Being in an auto accident isn’t ever a good thing. Not only does it ruin a perfectly good day (or even a not-so-great one), there’s the insurance to deal with, getting your car repaired, and the real big one—possible injury.
Yet there are unsavory characters out there who try to get in car accidents. To them, it’s a way to make a living. To us, it’s more than just a nuisance. Along with the reasons above, it helps raise everyone’s insurance premiums, and that’s just not fair to the good drivers out on the roads. Especially in a place that relies heavily on cars, like Los Angeles, Orange County, Riverside and San Diego.
And last week Insurance Commissioner Dave Jones and Los Angeles District Attorney Jackie Lacey warned drivers to be alert for these types. These people stage accidents and target innocent drivers.

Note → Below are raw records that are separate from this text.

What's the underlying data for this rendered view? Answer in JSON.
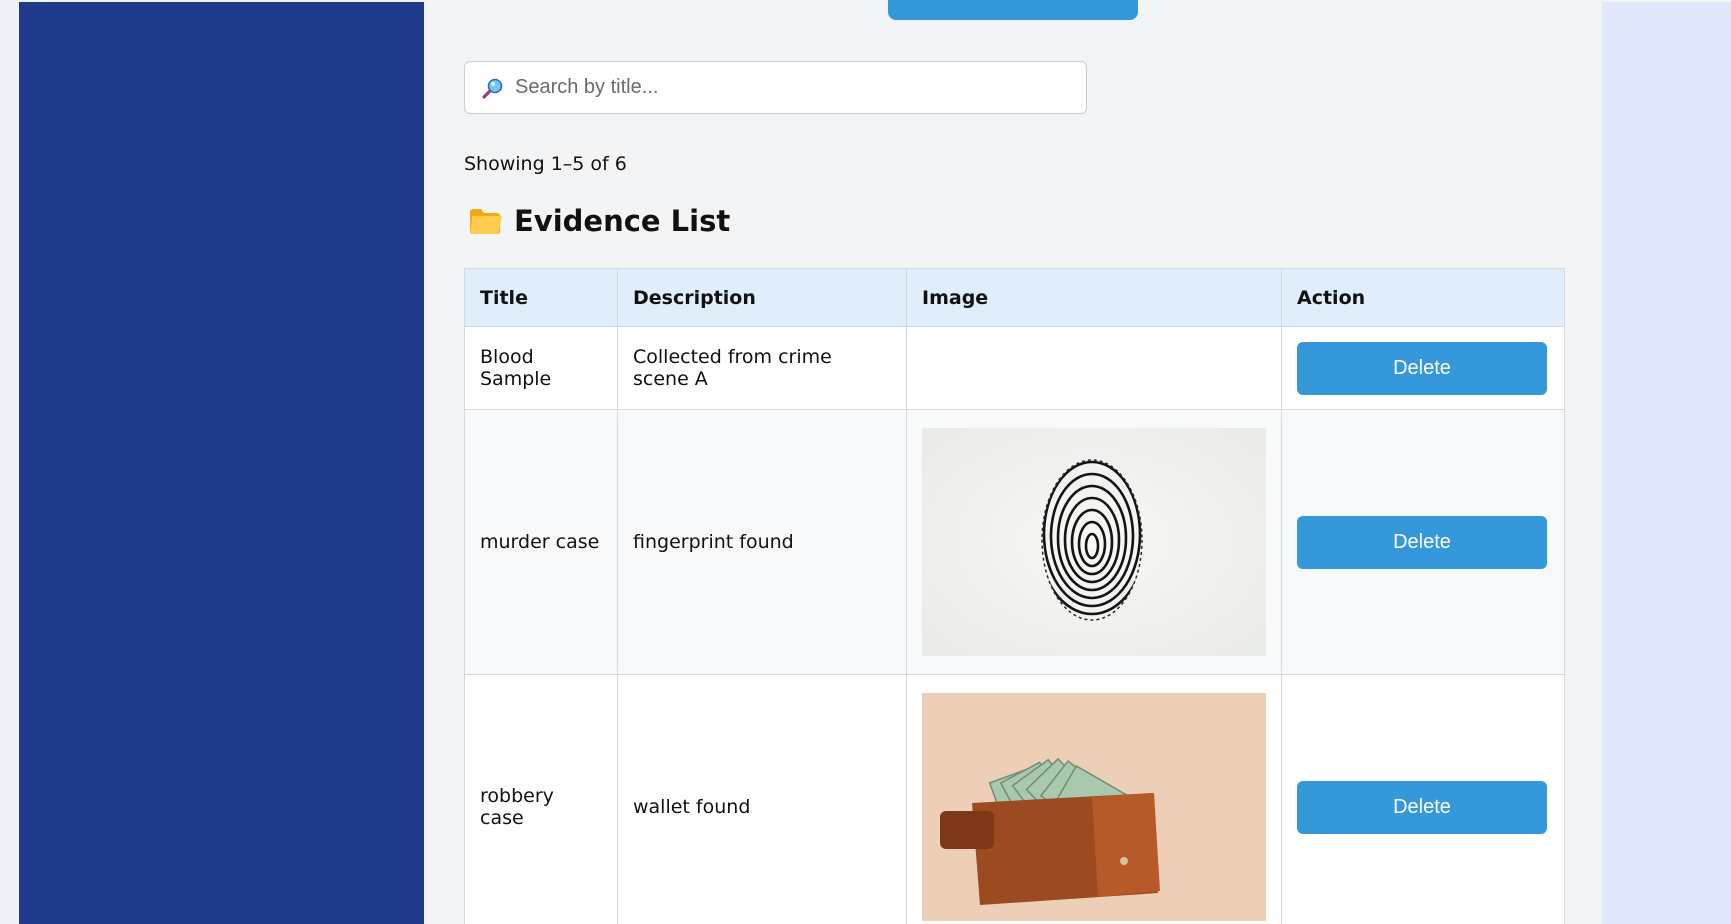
{
  "search": {
    "placeholder": "Search by title..."
  },
  "pagination": {
    "showing_text": "Showing 1–5 of 6"
  },
  "evidence_list": {
    "heading": "Evidence List",
    "columns": [
      "Title",
      "Description",
      "Image",
      "Action"
    ],
    "rows": [
      {
        "title": "Blood Sample",
        "description": "Collected from crime scene A",
        "image": "",
        "action": "Delete"
      },
      {
        "title": "murder case",
        "description": "fingerprint found",
        "image": "fingerprint-photo",
        "action": "Delete"
      },
      {
        "title": "robbery case",
        "description": "wallet found",
        "image": "wallet-with-cash-photo",
        "action": "Delete"
      }
    ]
  },
  "icons": {
    "search": "magnifier-icon",
    "heading": "folder-icon"
  },
  "colors": {
    "sidebar": "#1f3a8a",
    "accent": "#3498db",
    "table_header": "#e0eefb",
    "right_panel": "#dfe9fb"
  }
}
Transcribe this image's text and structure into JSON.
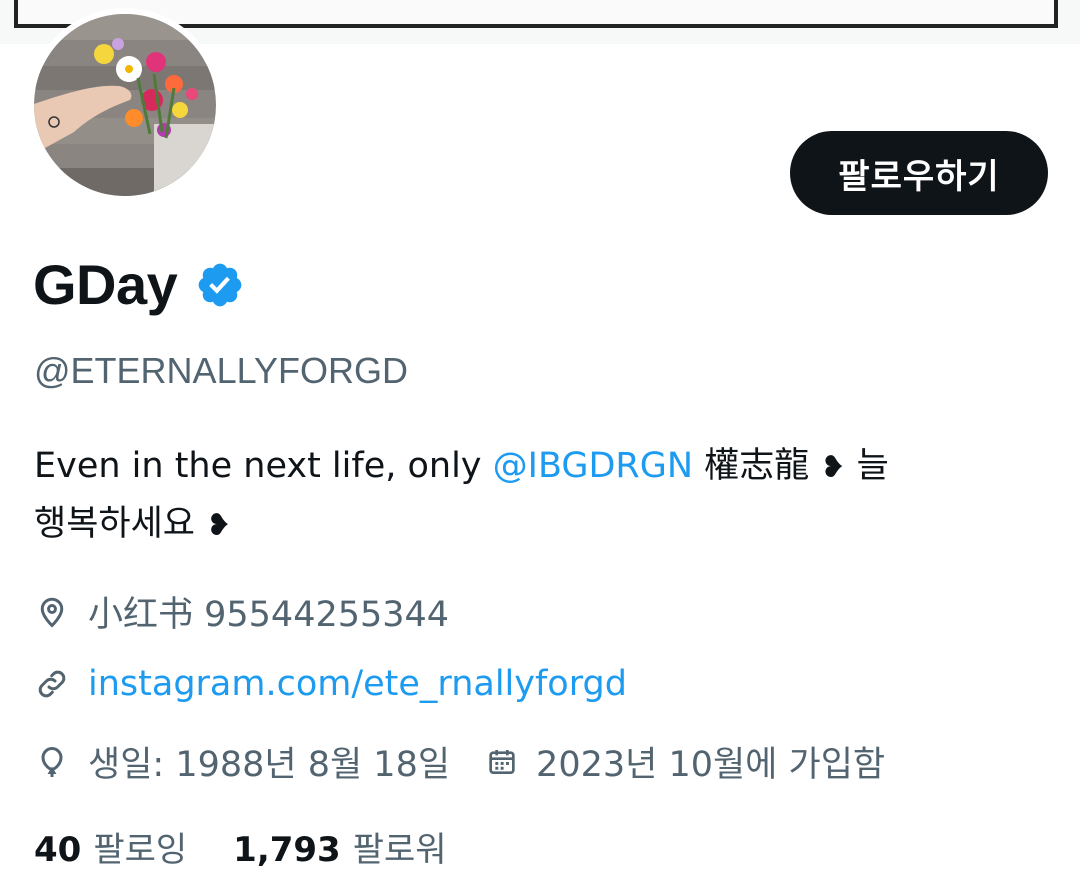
{
  "profile": {
    "display_name": "GDay",
    "handle": "@ETERNALLYFORGD",
    "follow_label": "팔로우하기",
    "bio": {
      "text_before": "Even in the next life, only ",
      "mention": "@IBGDRGN",
      "text_after": " 權志龍 ",
      "heart_1": "❥",
      "line_1_end": " 늘",
      "line_2": "행복하세요 ",
      "heart_2": "❥"
    },
    "location": "小红书 95544255344",
    "website": "instagram.com/ete_rnallyforgd",
    "birthday": "생일: 1988년 8월 18일",
    "joined": "2023년 10월에 가입함"
  },
  "stats": {
    "following_count": "40",
    "following_label": "팔로잉",
    "followers_count": "1,793",
    "followers_label": "팔로워"
  },
  "colors": {
    "accent": "#1d9bf0",
    "text": "#0f1419",
    "secondary": "#536471"
  },
  "icons": {
    "verified": "verified-badge-icon",
    "location": "location-pin-icon",
    "website": "link-icon",
    "birthday": "balloon-icon",
    "joined": "calendar-icon"
  }
}
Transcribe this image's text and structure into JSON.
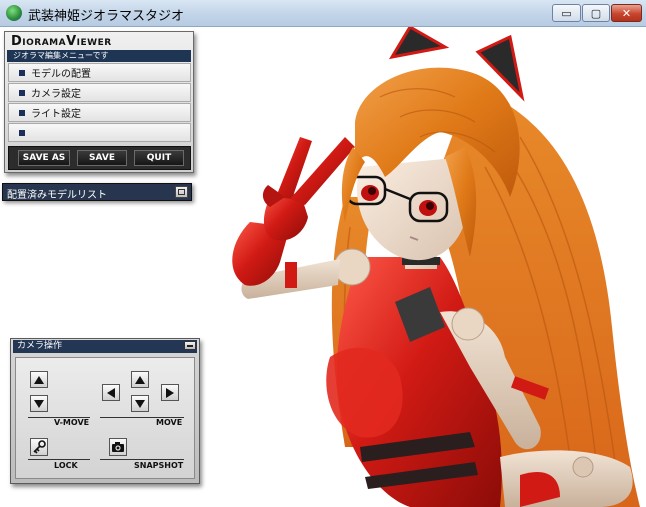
{
  "window": {
    "title": "武装神姫ジオラマスタジオ",
    "min_glyph": "▭",
    "max_glyph": "▢",
    "close_glyph": "✕"
  },
  "diorama_viewer": {
    "title": "DioramaViewer",
    "subtitle": "ジオラマ編集メニューです",
    "menu": [
      "モデルの配置",
      "カメラ設定",
      "ライト設定",
      ""
    ],
    "buttons": {
      "save_as": "SAVE AS",
      "save": "SAVE",
      "quit": "QUIT"
    }
  },
  "model_list": {
    "title": "配置済みモデルリスト"
  },
  "camera_panel": {
    "title": "カメラ操作",
    "labels": {
      "vmove": "V-MOVE",
      "move": "MOVE",
      "lock": "LOCK",
      "snapshot": "SNAPSHOT"
    }
  },
  "colors": {
    "titlebar": "#c2d4e8",
    "panel_dark": "#1f3554",
    "suit_red": "#d11a14",
    "hair_orange": "#e07a18"
  }
}
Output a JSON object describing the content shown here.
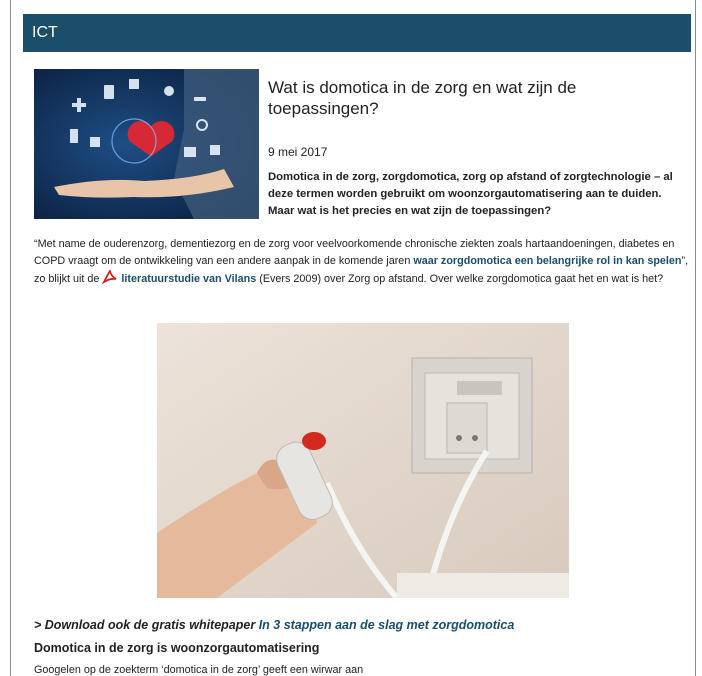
{
  "header": {
    "title": "ICT"
  },
  "article": {
    "thumbnail_icon": "medical-hand-icons-image",
    "title": "Wat is domotica in de zorg en wat zijn de toepassingen?",
    "date": "9 mei 2017",
    "lead": "Domotica in de zorg, zorgdomotica, zorg op afstand of zorgtechnologie – al deze termen worden gebruikt om woonzorgautomatisering aan te duiden. Maar wat is het precies en wat zijn de toepassingen?",
    "para": {
      "part1": "“Met name de ouderenzorg, dementiezorg en de zorg voor veelvoorkomende chronische ziekten zoals hartaandoeningen, diabetes en COPD vraagt om de ontwikkeling van een andere aanpak in de komende jaren ",
      "link1": "waar zorgdomotica een belangrijke rol in kan spelen",
      "part2": "”, zo blijkt uit de ",
      "link2": "literatuurstudie van Vilans",
      "part3": " (Evers 2009) over Zorg op afstand. Over welke zorgdomotica gaat het en wat is het?"
    },
    "photo_icon": "alarm-button-image",
    "download": {
      "prefix": "> Download ook de gratis whitepaper ",
      "link": "In 3 stappen aan de slag met zorgdomotica"
    },
    "subheading": "Domotica in de zorg is woonzorgautomatisering",
    "next_line": "Googelen op de zoekterm ‘domotica in de zorg’ geeft een wirwar aan"
  },
  "colors": {
    "header_bg": "#1a4e69",
    "link": "#1a4e69"
  }
}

This isn’t a small problem. According to a press release from the California Department of Insurance, 59.5% of insurance fraud referrals that they received were for suspected auto insurance fraud, and Los Angeles makes up over 40% of all auto-related insurance fraud that occurs in the state of California. In L.A. County alone, there were almost 8,000 suspected auto fraud claims!
Here’s what usually happens—two vehicles working together to box in a target and cause a collision. It’s called a “swoop-and-squat”, and it’s the most common scheme used to create a staged collision. Organized crime has a big hand in staging car crashes, and they usually target luxury vehicles, commercial vehicles and city/county-owned vehicles, as those vehicles have a better chance of being covered by an insurance policy.
The California Department of Insurance asks people to be on the lookout for these “red flags” that could mean you’ve been targeted by fraudsters:
- Is the other car filled with passengers?
- Does the other driver have an insurance policy that was acquired recently?
- Was the other car a wreck before it hit you, or marked “salvage” on the title?
- Was the traffic flowing smoothly, and the other driver stopped suddenly for no reason?
- Did the people in the other car avoid any conversation about other cars in the vicinity of the crash?
- Do the witnesses corroborate everything that the driver says?
- Does there seem to be a lot of injury claims even though the damage to both cars was relatively minor?
“Los Angeles County has the dubious distinction of being the state’s epicenter for auto insurance fraud,” District Attorney Lacey said. “The impact of that fraud on working families in Los Angeles County is real and substantial. My office along with the California Department of Insurance is committed to investigating and prosecuting the criminals who participate in these staged collisions. These wrecks are costly not only in terms of financial loss but also may have the unintended consequence of injuring or killing innocent motorists on our streets and highways.”
The Department of Insurance helped prevent over $140 million in automotive fraud claims last year alone. But they can’t catch them all, and those go on to increase the cost to insurance companies and therefore increase the rates of policy holders.
If you, or someone you know, gets set up in a staged car accident, there’s a few things you should do:
- Document as much information about the collision as possible
- Use your cell phone (or other camera) to photograph and/or video the damage from the accident as completely as possible
- Ask the police officer to ask everyone at the scene for identification
- And finally report the collision and its suspicious characteristics to the California Department of Insurance by calling 800-927-4357
Do you still have questions? The agents at BMR Insurance love questions! Give us a call at 714-838-1911 and we will do everything we can to answer your insurance queries, or to find you a better policy at a lower rate.